DATA FOR THE TASK ->
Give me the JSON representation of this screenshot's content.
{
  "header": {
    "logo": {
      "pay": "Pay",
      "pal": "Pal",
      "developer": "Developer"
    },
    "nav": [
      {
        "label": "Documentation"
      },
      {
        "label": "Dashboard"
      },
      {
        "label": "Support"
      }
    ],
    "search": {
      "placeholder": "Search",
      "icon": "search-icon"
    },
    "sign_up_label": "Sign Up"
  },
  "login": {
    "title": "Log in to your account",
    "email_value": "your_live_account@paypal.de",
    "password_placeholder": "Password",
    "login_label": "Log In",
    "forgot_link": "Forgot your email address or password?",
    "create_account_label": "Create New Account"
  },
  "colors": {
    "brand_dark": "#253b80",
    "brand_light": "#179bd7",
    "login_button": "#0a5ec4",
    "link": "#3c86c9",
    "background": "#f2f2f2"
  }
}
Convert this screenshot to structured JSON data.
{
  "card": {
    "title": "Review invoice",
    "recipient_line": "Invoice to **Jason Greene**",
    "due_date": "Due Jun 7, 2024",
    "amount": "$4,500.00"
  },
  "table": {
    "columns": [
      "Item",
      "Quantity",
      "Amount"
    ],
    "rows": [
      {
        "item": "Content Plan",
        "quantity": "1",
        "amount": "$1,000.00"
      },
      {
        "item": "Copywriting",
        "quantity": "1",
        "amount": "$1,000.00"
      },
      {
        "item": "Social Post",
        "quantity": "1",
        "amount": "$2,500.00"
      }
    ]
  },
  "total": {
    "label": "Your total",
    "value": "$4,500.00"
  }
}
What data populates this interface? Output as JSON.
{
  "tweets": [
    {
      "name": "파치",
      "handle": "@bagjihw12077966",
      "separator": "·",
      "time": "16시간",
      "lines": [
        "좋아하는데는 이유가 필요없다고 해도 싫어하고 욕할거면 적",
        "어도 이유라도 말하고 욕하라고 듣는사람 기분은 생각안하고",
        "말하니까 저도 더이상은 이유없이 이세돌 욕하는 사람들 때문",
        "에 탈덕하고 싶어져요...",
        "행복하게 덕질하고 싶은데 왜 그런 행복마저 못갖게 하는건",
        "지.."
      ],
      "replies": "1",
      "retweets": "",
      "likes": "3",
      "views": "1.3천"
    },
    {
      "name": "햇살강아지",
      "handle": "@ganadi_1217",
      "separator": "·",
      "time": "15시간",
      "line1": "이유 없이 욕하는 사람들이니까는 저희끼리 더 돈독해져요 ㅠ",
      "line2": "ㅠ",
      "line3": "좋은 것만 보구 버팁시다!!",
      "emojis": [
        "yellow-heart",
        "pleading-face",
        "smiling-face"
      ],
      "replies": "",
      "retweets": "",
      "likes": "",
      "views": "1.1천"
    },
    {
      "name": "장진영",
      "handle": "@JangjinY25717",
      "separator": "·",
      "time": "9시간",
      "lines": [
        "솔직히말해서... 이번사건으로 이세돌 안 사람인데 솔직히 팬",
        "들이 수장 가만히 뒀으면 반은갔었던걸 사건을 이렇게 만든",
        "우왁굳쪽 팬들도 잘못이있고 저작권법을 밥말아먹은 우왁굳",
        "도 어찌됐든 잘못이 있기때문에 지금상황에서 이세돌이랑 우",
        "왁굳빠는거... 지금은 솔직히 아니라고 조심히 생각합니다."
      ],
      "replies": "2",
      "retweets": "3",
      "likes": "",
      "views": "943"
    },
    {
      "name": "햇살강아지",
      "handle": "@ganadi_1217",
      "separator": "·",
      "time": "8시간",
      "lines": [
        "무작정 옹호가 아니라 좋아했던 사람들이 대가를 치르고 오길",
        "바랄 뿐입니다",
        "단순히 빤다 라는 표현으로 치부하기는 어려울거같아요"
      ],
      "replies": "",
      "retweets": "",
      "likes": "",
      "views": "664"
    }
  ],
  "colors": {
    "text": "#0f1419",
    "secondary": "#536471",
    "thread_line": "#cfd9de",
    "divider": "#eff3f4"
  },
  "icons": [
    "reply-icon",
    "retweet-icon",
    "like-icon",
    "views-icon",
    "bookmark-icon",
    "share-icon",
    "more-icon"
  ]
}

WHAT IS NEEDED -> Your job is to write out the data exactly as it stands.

ANSWER TO THE PROBLEM ->
Give me the JSON representation of this screenshot's content.
{
  "header": {
    "logo": {
      "pay": "Pay",
      "pal": "Pal",
      "developer": "Developer"
    },
    "nav": [
      {
        "label": "Documentation"
      },
      {
        "label": "Dashboard"
      },
      {
        "label": "Support"
      }
    ],
    "search": {
      "placeholder": "Search",
      "icon": "search-icon"
    },
    "sign_up_label": "Sign Up"
  },
  "login": {
    "title": "Log in to your account",
    "email_value": "your_live_account@paypal.de",
    "password_placeholder": "Password",
    "login_label": "Log In",
    "forgot_link": "Forgot your email address or password?",
    "create_account_label": "Create New Account"
  },
  "colors": {
    "brand_dark": "#253b80",
    "brand_light": "#179bd7",
    "login_button": "#0a5ec4",
    "link": "#3c86c9",
    "background": "#f2f2f2"
  }
}
Convert this screenshot to structured JSON data.
{
  "card": {
    "title": "Review invoice",
    "recipient_line": "Invoice to **Jason Greene**",
    "due_date": "Due Jun 7, 2024",
    "amount": "$4,500.00"
  },
  "table": {
    "columns": [
      "Item",
      "Quantity",
      "Amount"
    ],
    "rows": [
      {
        "item": "Content Plan",
        "quantity": "1",
        "amount": "$1,000.00"
      },
      {
        "item": "Copywriting",
        "quantity": "1",
        "amount": "$1,000.00"
      },
      {
        "item": "Social Post",
        "quantity": "1",
        "amount": "$2,500.00"
      }
    ]
  },
  "total": {
    "label": "Your total",
    "value": "$4,500.00"
  }
}
What data populates this interface? Output as JSON.
{
  "tweets": [
    {
      "name": "파치",
      "handle": "@bagjihw12077966",
      "separator": "·",
      "time": "16시간",
      "lines": [
        "좋아하는데는 이유가 필요없다고 해도 싫어하고 욕할거면 적",
        "어도 이유라도 말하고 욕하라고 듣는사람 기분은 생각안하고",
        "말하니까 저도 더이상은 이유없이 이세돌 욕하는 사람들 때문",
        "에 탈덕하고 싶어져요...",
        "행복하게 덕질하고 싶은데 왜 그런 행복마저 못갖게 하는건",
        "지.."
      ],
      "replies": "1",
      "retweets": "",
      "likes": "3",
      "views": "1.3천"
    },
    {
      "name": "햇살강아지",
      "handle": "@ganadi_1217",
      "separator": "·",
      "time": "15시간",
      "line1": "이유 없이 욕하는 사람들이니까는 저희끼리 더 돈독해져요 ㅠ",
      "line2": "ㅠ",
      "line3": "좋은 것만 보구 버팁시다!!",
      "emojis": [
        "yellow-heart",
        "pleading-face",
        "smiling-face"
      ],
      "replies": "",
      "retweets": "",
      "likes": "",
      "views": "1.1천"
    },
    {
      "name": "장진영",
      "handle": "@JangjinY25717",
      "separator": "·",
      "time": "9시간",
      "lines": [
        "솔직히말해서... 이번사건으로 이세돌 안 사람인데 솔직히 팬",
        "들이 수장 가만히 뒀으면 반은갔었던걸 사건을 이렇게 만든",
        "우왁굳쪽 팬들도 잘못이있고 저작권법을 밥말아먹은 우왁굳",
        "도 어찌됐든 잘못이 있기때문에 지금상황에서 이세돌이랑 우",
        "왁굳빠는거... 지금은 솔직히 아니라고 조심히 생각합니다."
      ],
      "replies": "2",
      "retweets": "3",
      "likes": "",
      "views": "943"
    },
    {
      "name": "햇살강아지",
      "handle": "@ganadi_1217",
      "separator": "·",
      "time": "8시간",
      "lines": [
        "무작정 옹호가 아니라 좋아했던 사람들이 대가를 치르고 오길",
        "바랄 뿐입니다",
        "단순히 빤다 라는 표현으로 치부하기는 어려울거같아요"
      ],
      "replies": "",
      "retweets": "",
      "likes": "",
      "views": "664"
    }
  ],
  "colors": {
    "text": "#0f1419",
    "secondary": "#536471",
    "thread_line": "#cfd9de",
    "divider": "#eff3f4"
  },
  "icons": [
    "reply-icon",
    "retweet-icon",
    "like-icon",
    "views-icon",
    "bookmark-icon",
    "share-icon",
    "more-icon"
  ]
}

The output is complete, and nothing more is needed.